Website and app data records:

━━━━━━━━━━

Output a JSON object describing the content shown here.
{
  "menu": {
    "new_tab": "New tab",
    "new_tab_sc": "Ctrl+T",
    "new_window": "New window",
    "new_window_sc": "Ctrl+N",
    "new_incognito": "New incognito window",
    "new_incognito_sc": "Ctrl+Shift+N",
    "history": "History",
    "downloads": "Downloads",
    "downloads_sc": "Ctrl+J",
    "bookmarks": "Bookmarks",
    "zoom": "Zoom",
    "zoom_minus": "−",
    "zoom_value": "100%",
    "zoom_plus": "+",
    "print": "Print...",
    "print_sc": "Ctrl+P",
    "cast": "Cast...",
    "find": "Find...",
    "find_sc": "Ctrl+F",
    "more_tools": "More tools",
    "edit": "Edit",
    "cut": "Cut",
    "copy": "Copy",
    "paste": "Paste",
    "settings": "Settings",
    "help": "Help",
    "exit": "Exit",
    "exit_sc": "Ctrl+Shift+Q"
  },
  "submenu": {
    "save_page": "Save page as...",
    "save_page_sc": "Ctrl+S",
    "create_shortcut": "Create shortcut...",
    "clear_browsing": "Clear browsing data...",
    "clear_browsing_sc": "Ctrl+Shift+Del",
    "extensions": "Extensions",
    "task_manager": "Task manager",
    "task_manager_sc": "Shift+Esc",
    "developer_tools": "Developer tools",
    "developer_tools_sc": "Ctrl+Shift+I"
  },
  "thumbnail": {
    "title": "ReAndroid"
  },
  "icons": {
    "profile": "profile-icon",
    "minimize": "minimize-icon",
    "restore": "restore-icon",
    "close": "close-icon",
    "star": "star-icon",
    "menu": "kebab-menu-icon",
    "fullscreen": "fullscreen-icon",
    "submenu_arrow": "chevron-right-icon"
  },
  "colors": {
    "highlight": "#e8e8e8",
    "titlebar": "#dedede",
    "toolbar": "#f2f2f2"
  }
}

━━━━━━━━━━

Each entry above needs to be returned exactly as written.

Output a JSON object describing the content shown here.
{
  "menu": {
    "new_tab": "New tab",
    "new_tab_sc": "Ctrl+T",
    "new_window": "New window",
    "new_window_sc": "Ctrl+N",
    "new_incognito": "New incognito window",
    "new_incognito_sc": "Ctrl+Shift+N",
    "history": "History",
    "downloads": "Downloads",
    "downloads_sc": "Ctrl+J",
    "bookmarks": "Bookmarks",
    "zoom": "Zoom",
    "zoom_minus": "−",
    "zoom_value": "100%",
    "zoom_plus": "+",
    "print": "Print...",
    "print_sc": "Ctrl+P",
    "cast": "Cast...",
    "find": "Find...",
    "find_sc": "Ctrl+F",
    "more_tools": "More tools",
    "edit": "Edit",
    "cut": "Cut",
    "copy": "Copy",
    "paste": "Paste",
    "settings": "Settings",
    "help": "Help",
    "exit": "Exit",
    "exit_sc": "Ctrl+Shift+Q"
  },
  "submenu": {
    "save_page": "Save page as...",
    "save_page_sc": "Ctrl+S",
    "create_shortcut": "Create shortcut...",
    "clear_browsing": "Clear browsing data...",
    "clear_browsing_sc": "Ctrl+Shift+Del",
    "extensions": "Extensions",
    "task_manager": "Task manager",
    "task_manager_sc": "Shift+Esc",
    "developer_tools": "Developer tools",
    "developer_tools_sc": "Ctrl+Shift+I"
  },
  "thumbnail": {
    "title": "ReAndroid"
  },
  "icons": {
    "profile": "profile-icon",
    "minimize": "minimize-icon",
    "restore": "restore-icon",
    "close": "close-icon",
    "star": "star-icon",
    "menu": "kebab-menu-icon",
    "fullscreen": "fullscreen-icon",
    "submenu_arrow": "chevron-right-icon"
  },
  "colors": {
    "highlight": "#e8e8e8",
    "titlebar": "#dedede",
    "toolbar": "#f2f2f2"
  }
}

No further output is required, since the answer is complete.